On the heels of thinking about City Hall placemaking, I thought I’d turn my attention to potential refinements in Old City.
Like City Hall’s refresh led by the Center City District, Old City’s refinements will likely come via the counterpart Old City District—both public-private organizations designed to do more than purely government agencies could by themselves.
I like some of the Old City District’s core goals:
- Be a world-class walking neighborhood
- Foster civic life through great public space
- Attract neighborhood-serving retail (especially a grocery)
I’ll endorse that final point especially. The lack of grocery story when I lived in Old City meant that I never one went to a grocery store when I lived there.
In any event, I think about civic refinements like these a bit differently, largely thanks to the influence of Ben Novak on my thinking in the course of writing Conserving Mount Nittany: A Dynamic Environmentalism.
I think it’s easier to think about ways to make a neighborhood like Old City feel like they’re bursting with magic than to talk about “great public space.” We need spiritually dense communities as much as we need “walkable,” ones.

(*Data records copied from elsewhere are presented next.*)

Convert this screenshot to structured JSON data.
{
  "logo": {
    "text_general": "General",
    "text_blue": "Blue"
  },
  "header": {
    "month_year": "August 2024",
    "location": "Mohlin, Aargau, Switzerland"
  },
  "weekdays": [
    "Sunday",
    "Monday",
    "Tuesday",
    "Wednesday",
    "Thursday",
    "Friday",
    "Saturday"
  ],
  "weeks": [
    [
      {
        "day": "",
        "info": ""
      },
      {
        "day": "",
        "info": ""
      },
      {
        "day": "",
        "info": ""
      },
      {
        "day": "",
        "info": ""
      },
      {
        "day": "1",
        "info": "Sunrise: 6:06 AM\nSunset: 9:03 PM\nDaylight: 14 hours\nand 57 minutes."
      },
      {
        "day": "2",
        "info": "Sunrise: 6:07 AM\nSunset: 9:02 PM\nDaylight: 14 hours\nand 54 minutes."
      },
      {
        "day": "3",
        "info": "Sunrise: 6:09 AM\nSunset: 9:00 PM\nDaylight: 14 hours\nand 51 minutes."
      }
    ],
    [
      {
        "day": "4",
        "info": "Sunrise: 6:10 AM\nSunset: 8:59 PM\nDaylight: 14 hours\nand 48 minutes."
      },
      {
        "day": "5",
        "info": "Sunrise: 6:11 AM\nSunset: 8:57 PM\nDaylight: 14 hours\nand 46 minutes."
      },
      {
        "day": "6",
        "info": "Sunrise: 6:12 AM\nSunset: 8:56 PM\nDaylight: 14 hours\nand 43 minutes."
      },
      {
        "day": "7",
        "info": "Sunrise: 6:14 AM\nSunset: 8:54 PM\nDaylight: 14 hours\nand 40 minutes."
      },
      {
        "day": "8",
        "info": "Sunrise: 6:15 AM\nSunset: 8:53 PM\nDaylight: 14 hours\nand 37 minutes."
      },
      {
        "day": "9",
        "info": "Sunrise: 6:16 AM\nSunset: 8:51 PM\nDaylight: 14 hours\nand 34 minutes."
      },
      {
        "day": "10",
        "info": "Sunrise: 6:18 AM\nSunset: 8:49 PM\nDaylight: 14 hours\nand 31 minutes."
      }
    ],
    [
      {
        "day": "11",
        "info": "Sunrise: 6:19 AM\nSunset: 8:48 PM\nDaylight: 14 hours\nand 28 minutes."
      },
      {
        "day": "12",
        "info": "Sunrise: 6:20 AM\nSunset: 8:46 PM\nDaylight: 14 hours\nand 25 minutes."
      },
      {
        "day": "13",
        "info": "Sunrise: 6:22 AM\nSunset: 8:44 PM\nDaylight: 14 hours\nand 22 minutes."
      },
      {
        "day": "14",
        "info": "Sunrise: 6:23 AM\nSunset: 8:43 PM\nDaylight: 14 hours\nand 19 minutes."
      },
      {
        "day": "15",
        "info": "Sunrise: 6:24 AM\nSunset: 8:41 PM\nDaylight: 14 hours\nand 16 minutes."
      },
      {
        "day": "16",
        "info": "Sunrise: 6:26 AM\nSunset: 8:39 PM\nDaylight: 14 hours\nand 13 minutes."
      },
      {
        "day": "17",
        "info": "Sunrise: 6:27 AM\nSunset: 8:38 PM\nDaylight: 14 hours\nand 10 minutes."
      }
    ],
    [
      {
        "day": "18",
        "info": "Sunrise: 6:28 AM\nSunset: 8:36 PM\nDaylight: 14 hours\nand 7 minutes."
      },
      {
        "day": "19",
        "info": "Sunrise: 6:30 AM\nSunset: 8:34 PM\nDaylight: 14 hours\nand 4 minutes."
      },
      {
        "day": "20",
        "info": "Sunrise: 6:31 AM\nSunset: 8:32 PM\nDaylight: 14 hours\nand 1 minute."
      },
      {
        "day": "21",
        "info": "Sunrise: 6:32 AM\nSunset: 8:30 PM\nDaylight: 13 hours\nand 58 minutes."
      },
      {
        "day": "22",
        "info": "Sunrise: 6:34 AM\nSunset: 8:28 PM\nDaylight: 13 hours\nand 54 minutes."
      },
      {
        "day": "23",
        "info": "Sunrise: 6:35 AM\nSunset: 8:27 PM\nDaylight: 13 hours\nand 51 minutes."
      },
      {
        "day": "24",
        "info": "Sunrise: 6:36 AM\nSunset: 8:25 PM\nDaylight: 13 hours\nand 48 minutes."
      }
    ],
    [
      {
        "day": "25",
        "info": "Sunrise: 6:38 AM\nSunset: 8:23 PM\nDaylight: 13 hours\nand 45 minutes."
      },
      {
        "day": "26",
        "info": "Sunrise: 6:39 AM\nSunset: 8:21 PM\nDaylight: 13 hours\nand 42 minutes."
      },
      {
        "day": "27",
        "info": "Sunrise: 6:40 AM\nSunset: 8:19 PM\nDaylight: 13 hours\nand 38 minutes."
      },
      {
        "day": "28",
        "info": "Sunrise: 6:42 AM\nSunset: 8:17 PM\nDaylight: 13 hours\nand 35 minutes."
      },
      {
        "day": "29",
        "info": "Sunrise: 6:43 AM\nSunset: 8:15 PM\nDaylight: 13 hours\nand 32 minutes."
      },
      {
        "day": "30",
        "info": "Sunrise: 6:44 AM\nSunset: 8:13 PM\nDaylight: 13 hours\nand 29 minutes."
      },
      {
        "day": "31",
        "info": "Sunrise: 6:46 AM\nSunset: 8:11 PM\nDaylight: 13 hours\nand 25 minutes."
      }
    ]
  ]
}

Old City is already a spiritually dense place; we just need to do a better job thinking about how to call that spirit of it and into the public consciousness.